Ofer is the co-founder and charismatic young leader of the Hitorerut ("Awakening") political party and youth movement, whose campaign made him Jerusalem's youngest city council member. The party encourages young members to "wake up" and take ownership of their community's future through social and political activism. In his video, Ofer shares the optimistic philosophy behind the founding of Awakening, and guides us through a public project with personal meaning for him: an Awakening event in the Old City.
Hitorerut on Facebook
Updates: Ofer split his term with colleague Meirav Cohen, who now serves as the Hitorerut city councilwoman. Though his tenure on City Council has ended, Ofer still acts as the party chairman, continuing to campaign for changes in Jerusalem's neighborhoods.
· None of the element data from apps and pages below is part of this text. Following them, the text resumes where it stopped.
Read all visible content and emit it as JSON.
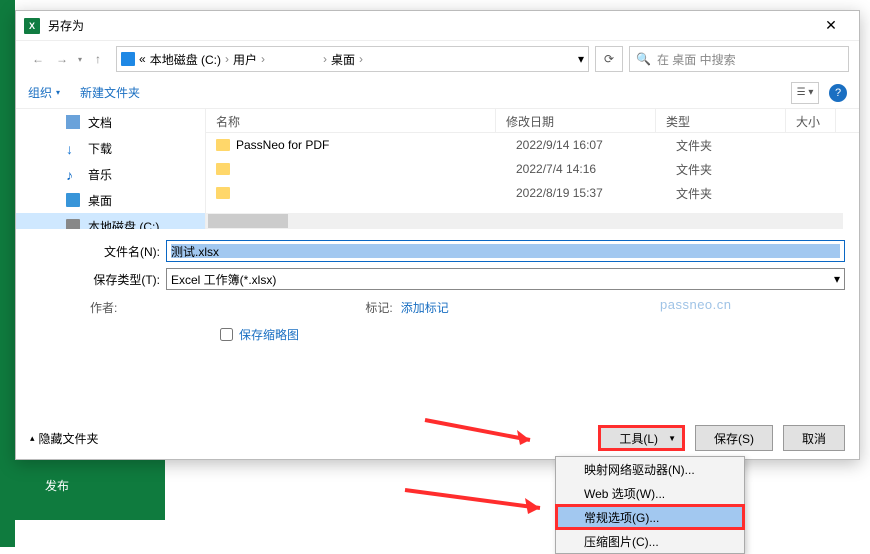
{
  "dialog": {
    "title": "另存为"
  },
  "nav": {
    "publish": "发布"
  },
  "breadcrumb": {
    "drive": "本地磁盘 (C:)",
    "users": "用户",
    "userblur": " ",
    "desktop": "桌面"
  },
  "search": {
    "placeholder": "在 桌面 中搜索"
  },
  "toolbar": {
    "organize": "组织",
    "newfolder": "新建文件夹"
  },
  "sidebar": {
    "items": [
      {
        "label": "文档"
      },
      {
        "label": "下载"
      },
      {
        "label": "音乐"
      },
      {
        "label": "桌面"
      },
      {
        "label": "本地磁盘 (C:)"
      }
    ]
  },
  "columns": {
    "name": "名称",
    "date": "修改日期",
    "type": "类型",
    "size": "大小"
  },
  "files": [
    {
      "name": "PassNeo for PDF",
      "date": "2022/9/14 16:07",
      "type": "文件夹"
    },
    {
      "name": " ",
      "date": "2022/7/4 14:16",
      "type": "文件夹"
    },
    {
      "name": " ",
      "date": "2022/8/19 15:37",
      "type": "文件夹"
    }
  ],
  "form": {
    "filename_label": "文件名(N):",
    "filename_value": "测试.xlsx",
    "filetype_label": "保存类型(T):",
    "filetype_value": "Excel 工作簿(*.xlsx)",
    "author_label": "作者:",
    "tags_label": "标记:",
    "addtag": "添加标记",
    "thumbnail": "保存缩略图"
  },
  "footer": {
    "hide": "隐藏文件夹",
    "tools": "工具(L)",
    "save": "保存(S)",
    "cancel": "取消"
  },
  "menu": {
    "map": "映射网络驱动器(N)...",
    "web": "Web 选项(W)...",
    "general": "常规选项(G)...",
    "compress": "压缩图片(C)..."
  },
  "watermark": "passneo.cn"
}
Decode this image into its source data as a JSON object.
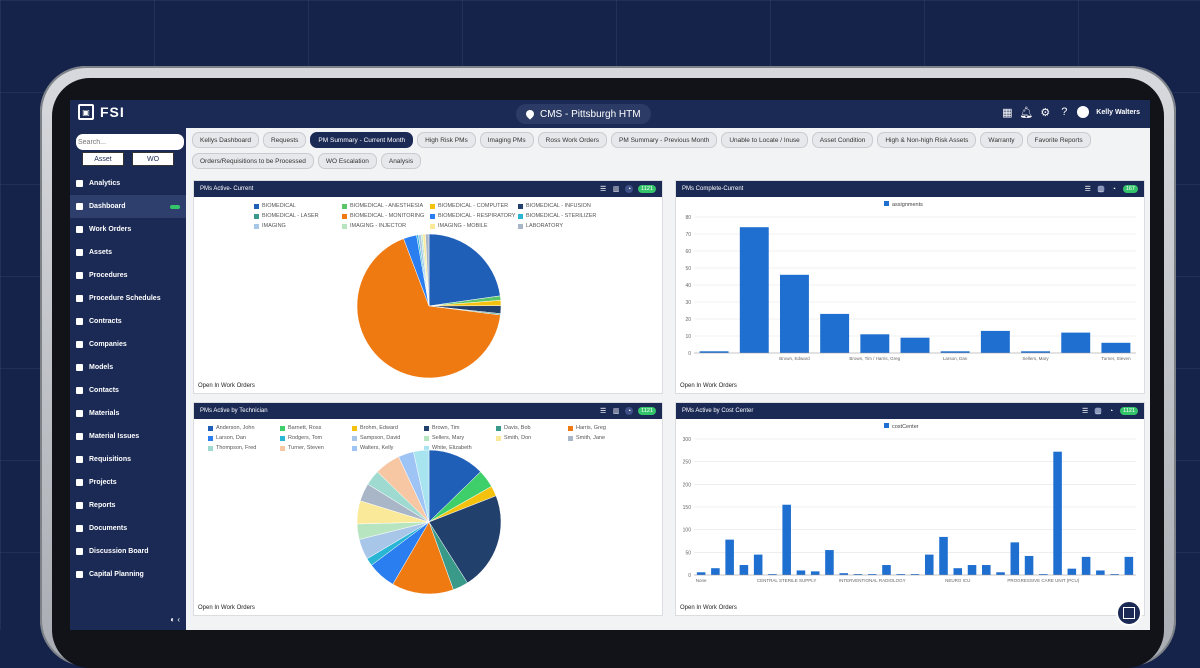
{
  "app": {
    "brand": "FSI",
    "site": "CMS - Pittsburgh HTM",
    "user": "Kelly Walters"
  },
  "sidebar": {
    "search_placeholder": "Search...",
    "toggle": [
      "Asset",
      "WO"
    ],
    "items": [
      {
        "label": "Analytics",
        "icon": "analytics-icon"
      },
      {
        "label": "Dashboard",
        "icon": "dashboard-icon",
        "active": true
      },
      {
        "label": "Work Orders",
        "icon": "work-orders-icon"
      },
      {
        "label": "Assets",
        "icon": "assets-icon"
      },
      {
        "label": "Procedures",
        "icon": "procedures-icon"
      },
      {
        "label": "Procedure Schedules",
        "icon": "schedule-icon"
      },
      {
        "label": "Contracts",
        "icon": "contracts-icon"
      },
      {
        "label": "Companies",
        "icon": "companies-icon"
      },
      {
        "label": "Models",
        "icon": "models-icon"
      },
      {
        "label": "Contacts",
        "icon": "contacts-icon"
      },
      {
        "label": "Materials",
        "icon": "materials-icon"
      },
      {
        "label": "Material Issues",
        "icon": "material-issues-icon"
      },
      {
        "label": "Requisitions",
        "icon": "requisitions-icon"
      },
      {
        "label": "Projects",
        "icon": "projects-icon"
      },
      {
        "label": "Reports",
        "icon": "reports-icon"
      },
      {
        "label": "Documents",
        "icon": "documents-icon"
      },
      {
        "label": "Discussion Board",
        "icon": "discussion-icon"
      },
      {
        "label": "Capital Planning",
        "icon": "capital-icon"
      }
    ]
  },
  "tabs_row1": [
    "Kellys Dashboard",
    "Requests",
    "PM Summary - Current Month",
    "High Risk PMs",
    "Imaging PMs",
    "Ross Work Orders",
    "PM Summary - Previous Month",
    "Unable to Locate / Inuse",
    "Asset Condition",
    "High & Non-high Risk Assets",
    "Warranty",
    "Favorite Reports"
  ],
  "tabs_row2": [
    "Orders/Requisitions to be Processed",
    "WO Escalation",
    "Analysis"
  ],
  "active_tab": "PM Summary - Current Month",
  "panels": {
    "p1": {
      "title": "PMs Active- Current",
      "badge": "1121",
      "footer": "Open In Work Orders"
    },
    "p2": {
      "title": "PMs Complete-Current",
      "badge": "167",
      "footer": "Open In Work Orders"
    },
    "p3": {
      "title": "PMs Active by Technician",
      "badge": "1121",
      "footer": "Open In Work Orders"
    },
    "p4": {
      "title": "PMs Active by Cost Center",
      "badge": "1121",
      "footer": "Open In Work Orders"
    }
  },
  "chart_data": [
    {
      "type": "pie",
      "title": "PMs Active- Current",
      "legend": [
        {
          "name": "BIOMEDICAL",
          "color": "#1f5fb8"
        },
        {
          "name": "BIOMEDICAL - ANESTHESIA",
          "color": "#5bc466"
        },
        {
          "name": "BIOMEDICAL - COMPUTER",
          "color": "#f4c20d"
        },
        {
          "name": "BIOMEDICAL - INFUSION",
          "color": "#21406b"
        },
        {
          "name": "BIOMEDICAL - LASER",
          "color": "#3a9a8a"
        },
        {
          "name": "BIOMEDICAL - MONITORING",
          "color": "#f07a12"
        },
        {
          "name": "BIOMEDICAL - RESPIRATORY",
          "color": "#2a7ef0"
        },
        {
          "name": "BIOMEDICAL - STERILIZER",
          "color": "#28b6d4"
        },
        {
          "name": "IMAGING",
          "color": "#a8c6e8"
        },
        {
          "name": "IMAGING - INJECTOR",
          "color": "#b7e5c0"
        },
        {
          "name": "IMAGING - MOBILE",
          "color": "#fbe99a"
        },
        {
          "name": "LABORATORY",
          "color": "#a9b6c8"
        }
      ],
      "values": [
        230,
        10,
        12,
        18,
        3,
        680,
        30,
        4,
        6,
        4,
        6,
        8
      ]
    },
    {
      "type": "bar",
      "title": "PMs Complete-Current",
      "series": [
        {
          "name": "assignments",
          "values": [
            1,
            74,
            46,
            23,
            11,
            9,
            1,
            13,
            1,
            12,
            6
          ]
        }
      ],
      "categories": [
        "",
        "",
        "Brown, Edward",
        "",
        "Brown, Tim / Harris, Greg",
        "",
        "Larson, Dan",
        "",
        "Sellers, Mary",
        "",
        "Turner, Steven"
      ],
      "ylim": [
        0,
        80
      ],
      "yticks": [
        0,
        10,
        20,
        30,
        40,
        50,
        60,
        70,
        80
      ]
    },
    {
      "type": "pie",
      "title": "PMs Active by Technician",
      "legend": [
        {
          "name": "Anderson, John",
          "color": "#1f5fb8"
        },
        {
          "name": "Barnett, Ross",
          "color": "#3ecf6a"
        },
        {
          "name": "Brohm, Edward",
          "color": "#f4c20d"
        },
        {
          "name": "Brown, Tim",
          "color": "#21406b"
        },
        {
          "name": "Davis, Bob",
          "color": "#3a9a8a"
        },
        {
          "name": "Harris, Greg",
          "color": "#f07a12"
        },
        {
          "name": "Larson, Dan",
          "color": "#2a7ef0"
        },
        {
          "name": "Rodgers, Tom",
          "color": "#28b6d4"
        },
        {
          "name": "Sampson, David",
          "color": "#a8c6e8"
        },
        {
          "name": "Sellers, Mary",
          "color": "#b7e5c0"
        },
        {
          "name": "Smith, Don",
          "color": "#fbe99a"
        },
        {
          "name": "Smith, Jane",
          "color": "#a9b6c8"
        },
        {
          "name": "Thompson, Fred",
          "color": "#9fdad0"
        },
        {
          "name": "Turner, Steven",
          "color": "#f7c7a4"
        },
        {
          "name": "Walters, Kelly",
          "color": "#9ec3f5"
        },
        {
          "name": "White, Elizabeth",
          "color": "#a8e4f0"
        }
      ],
      "values": [
        110,
        35,
        20,
        190,
        30,
        120,
        55,
        15,
        40,
        30,
        45,
        35,
        30,
        50,
        30,
        30
      ]
    },
    {
      "type": "bar",
      "title": "PMs Active by Cost Center",
      "series": [
        {
          "name": "costCenter",
          "values": [
            6,
            15,
            78,
            22,
            45,
            2,
            155,
            10,
            8,
            55,
            4,
            2,
            2,
            22,
            2,
            2,
            45,
            84,
            15,
            22,
            22,
            6,
            72,
            42,
            2,
            272,
            14,
            40,
            10,
            2,
            40
          ]
        }
      ],
      "categories": [
        "None",
        "",
        "",
        "",
        "",
        "",
        "CENTRAL STERILE SUPPLY",
        "",
        "",
        "",
        "",
        "",
        "INTERVENTIONAL RADIOLOGY",
        "",
        "",
        "",
        "",
        "",
        "NEURO ICU",
        "",
        "",
        "",
        "",
        "",
        "PROGRESSIVE CARE UNIT (PCU)",
        "",
        "",
        "",
        "",
        "",
        ""
      ],
      "ylim": [
        0,
        300
      ],
      "yticks": [
        0,
        50,
        100,
        150,
        200,
        250,
        300
      ]
    }
  ]
}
Jerusalem Unfiltered is a not-for-profit project and a work in progress. Any amount you contribute can help put more of Jerusalem’s stories on the map.
Or, make a tax-deductible donation (over $250) through our fiscal sponsor, Women Make Movies
(See Instructions below)
Consider bringing Jerusalem Unfiltered to your community through live screening and discussion events with director Liz Nord! Sessions can be tailored to meet the interests of your community. Please to find out more!
Instructions for donating via the Women Make Movies site:
From the entire Jerusalem Unfiltered crew, thank you so much for your help!
Get the latest scoop on the Jerusalem Unfiltered project!
Jerusalem Unfiltered is a companion project to director Liz Nord's work-in-progress documentary film Battle for Jerusalem, which follows the journey of one of Jerusalem's most exciting young change-makers: fearless city councilwoman Rachel Azaria. Rachel is fighting to save both her city and her career from the grip of ultra-Orthodox extremists, some of whom wish to force her out of office and impose a strict religious lifestyle over the entire population. Rachel's positions fly in the face of ultra-Orthodox leaders, whose policies would write women out of Jerusalem’s public sphere entirely in the name of "modesty."
Rachel, herself a religiously observant mother of four, promotes her own vision for Jerusalem as a diverse and democratic capital city for all Israelis, regardless of their religious beliefs or practices. She advocates for cooperation among Jerusalem’s diverse communities and for the rights and voices of all women -- but mounting pressure from political opponents has recently led to Rachel's dismissal from her City Council leadership positions. Battle for Jerusalem follows the end of Rachel's first term and her uphill battle for re-election.